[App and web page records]
· · ·

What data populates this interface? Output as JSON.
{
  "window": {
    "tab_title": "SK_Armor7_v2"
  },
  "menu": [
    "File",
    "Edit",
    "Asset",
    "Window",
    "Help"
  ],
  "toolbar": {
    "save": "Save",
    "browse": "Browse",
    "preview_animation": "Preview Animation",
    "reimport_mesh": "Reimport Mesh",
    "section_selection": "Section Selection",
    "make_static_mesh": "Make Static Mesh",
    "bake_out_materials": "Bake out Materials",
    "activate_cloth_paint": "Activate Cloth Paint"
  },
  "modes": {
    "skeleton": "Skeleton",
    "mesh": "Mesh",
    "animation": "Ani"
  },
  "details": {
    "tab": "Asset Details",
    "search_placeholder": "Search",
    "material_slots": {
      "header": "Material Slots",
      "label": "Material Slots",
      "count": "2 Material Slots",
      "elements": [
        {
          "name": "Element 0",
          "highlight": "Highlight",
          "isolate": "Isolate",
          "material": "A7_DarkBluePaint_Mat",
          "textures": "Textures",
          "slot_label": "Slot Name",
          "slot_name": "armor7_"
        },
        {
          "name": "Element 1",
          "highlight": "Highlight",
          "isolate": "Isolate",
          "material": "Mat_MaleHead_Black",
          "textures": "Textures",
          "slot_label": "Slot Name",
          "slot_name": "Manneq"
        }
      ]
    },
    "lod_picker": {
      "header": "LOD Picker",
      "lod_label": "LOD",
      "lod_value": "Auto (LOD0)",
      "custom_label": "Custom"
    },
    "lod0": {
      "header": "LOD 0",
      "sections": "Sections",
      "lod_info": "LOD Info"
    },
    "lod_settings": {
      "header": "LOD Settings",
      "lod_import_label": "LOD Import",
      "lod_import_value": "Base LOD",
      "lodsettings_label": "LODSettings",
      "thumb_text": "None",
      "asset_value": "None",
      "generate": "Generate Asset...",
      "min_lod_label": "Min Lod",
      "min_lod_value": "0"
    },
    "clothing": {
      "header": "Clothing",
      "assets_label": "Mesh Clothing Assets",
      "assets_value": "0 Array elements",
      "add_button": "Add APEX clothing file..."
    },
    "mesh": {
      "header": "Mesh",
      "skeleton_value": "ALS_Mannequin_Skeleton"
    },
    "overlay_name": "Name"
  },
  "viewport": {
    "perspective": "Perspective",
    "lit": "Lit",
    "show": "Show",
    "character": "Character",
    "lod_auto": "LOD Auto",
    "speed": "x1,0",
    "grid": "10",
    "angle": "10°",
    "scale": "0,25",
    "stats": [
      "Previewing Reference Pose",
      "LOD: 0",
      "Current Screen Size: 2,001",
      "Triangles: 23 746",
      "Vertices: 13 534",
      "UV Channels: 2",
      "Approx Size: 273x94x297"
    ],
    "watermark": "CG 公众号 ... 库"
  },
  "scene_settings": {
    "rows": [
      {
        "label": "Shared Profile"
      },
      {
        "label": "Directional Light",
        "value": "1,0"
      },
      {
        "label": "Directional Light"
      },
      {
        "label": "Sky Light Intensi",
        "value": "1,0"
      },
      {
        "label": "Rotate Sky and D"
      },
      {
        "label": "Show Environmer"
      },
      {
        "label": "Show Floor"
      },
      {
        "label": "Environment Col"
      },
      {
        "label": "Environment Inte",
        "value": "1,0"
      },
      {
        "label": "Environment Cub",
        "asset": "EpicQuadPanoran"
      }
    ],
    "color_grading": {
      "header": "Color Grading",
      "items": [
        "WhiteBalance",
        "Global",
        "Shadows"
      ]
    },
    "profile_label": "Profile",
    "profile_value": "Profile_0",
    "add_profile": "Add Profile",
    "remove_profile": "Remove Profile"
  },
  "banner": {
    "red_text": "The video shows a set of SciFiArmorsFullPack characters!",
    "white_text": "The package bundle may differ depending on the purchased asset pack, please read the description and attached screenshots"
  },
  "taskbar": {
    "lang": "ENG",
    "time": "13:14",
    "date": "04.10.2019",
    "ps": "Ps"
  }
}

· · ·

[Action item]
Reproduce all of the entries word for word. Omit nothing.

[Solution to the problem]
What data populates this interface? Output as JSON.
{
  "window": {
    "tab_title": "SK_Armor7_v2"
  },
  "menu": [
    "File",
    "Edit",
    "Asset",
    "Window",
    "Help"
  ],
  "toolbar": {
    "save": "Save",
    "browse": "Browse",
    "preview_animation": "Preview Animation",
    "reimport_mesh": "Reimport Mesh",
    "section_selection": "Section Selection",
    "make_static_mesh": "Make Static Mesh",
    "bake_out_materials": "Bake out Materials",
    "activate_cloth_paint": "Activate Cloth Paint"
  },
  "modes": {
    "skeleton": "Skeleton",
    "mesh": "Mesh",
    "animation": "Ani"
  },
  "details": {
    "tab": "Asset Details",
    "search_placeholder": "Search",
    "material_slots": {
      "header": "Material Slots",
      "label": "Material Slots",
      "count": "2 Material Slots",
      "elements": [
        {
          "name": "Element 0",
          "highlight": "Highlight",
          "isolate": "Isolate",
          "material": "A7_DarkBluePaint_Mat",
          "textures": "Textures",
          "slot_label": "Slot Name",
          "slot_name": "armor7_"
        },
        {
          "name": "Element 1",
          "highlight": "Highlight",
          "isolate": "Isolate",
          "material": "Mat_MaleHead_Black",
          "textures": "Textures",
          "slot_label": "Slot Name",
          "slot_name": "Manneq"
        }
      ]
    },
    "lod_picker": {
      "header": "LOD Picker",
      "lod_label": "LOD",
      "lod_value": "Auto (LOD0)",
      "custom_label": "Custom"
    },
    "lod0": {
      "header": "LOD 0",
      "sections": "Sections",
      "lod_info": "LOD Info"
    },
    "lod_settings": {
      "header": "LOD Settings",
      "lod_import_label": "LOD Import",
      "lod_import_value": "Base LOD",
      "lodsettings_label": "LODSettings",
      "thumb_text": "None",
      "asset_value": "None",
      "generate": "Generate Asset...",
      "min_lod_label": "Min Lod",
      "min_lod_value": "0"
    },
    "clothing": {
      "header": "Clothing",
      "assets_label": "Mesh Clothing Assets",
      "assets_value": "0 Array elements",
      "add_button": "Add APEX clothing file..."
    },
    "mesh": {
      "header": "Mesh",
      "skeleton_value": "ALS_Mannequin_Skeleton"
    },
    "overlay_name": "Name"
  },
  "viewport": {
    "perspective": "Perspective",
    "lit": "Lit",
    "show": "Show",
    "character": "Character",
    "lod_auto": "LOD Auto",
    "speed": "x1,0",
    "grid": "10",
    "angle": "10°",
    "scale": "0,25",
    "stats": [
      "Previewing Reference Pose",
      "LOD: 0",
      "Current Screen Size: 2,001",
      "Triangles: 23 746",
      "Vertices: 13 534",
      "UV Channels: 2",
      "Approx Size: 273x94x297"
    ],
    "watermark": "CG 公众号 ... 库"
  },
  "scene_settings": {
    "rows": [
      {
        "label": "Shared Profile"
      },
      {
        "label": "Directional Light",
        "value": "1,0"
      },
      {
        "label": "Directional Light"
      },
      {
        "label": "Sky Light Intensi",
        "value": "1,0"
      },
      {
        "label": "Rotate Sky and D"
      },
      {
        "label": "Show Environmer"
      },
      {
        "label": "Show Floor"
      },
      {
        "label": "Environment Col"
      },
      {
        "label": "Environment Inte",
        "value": "1,0"
      },
      {
        "label": "Environment Cub",
        "asset": "EpicQuadPanoran"
      }
    ],
    "color_grading": {
      "header": "Color Grading",
      "items": [
        "WhiteBalance",
        "Global",
        "Shadows"
      ]
    },
    "profile_label": "Profile",
    "profile_value": "Profile_0",
    "add_profile": "Add Profile",
    "remove_profile": "Remove Profile"
  },
  "banner": {
    "red_text": "The video shows a set of SciFiArmorsFullPack characters!",
    "white_text": "The package bundle may differ depending on the purchased asset pack, please read the description and attached screenshots"
  },
  "taskbar": {
    "lang": "ENG",
    "time": "13:14",
    "date": "04.10.2019",
    "ps": "Ps"
  }
}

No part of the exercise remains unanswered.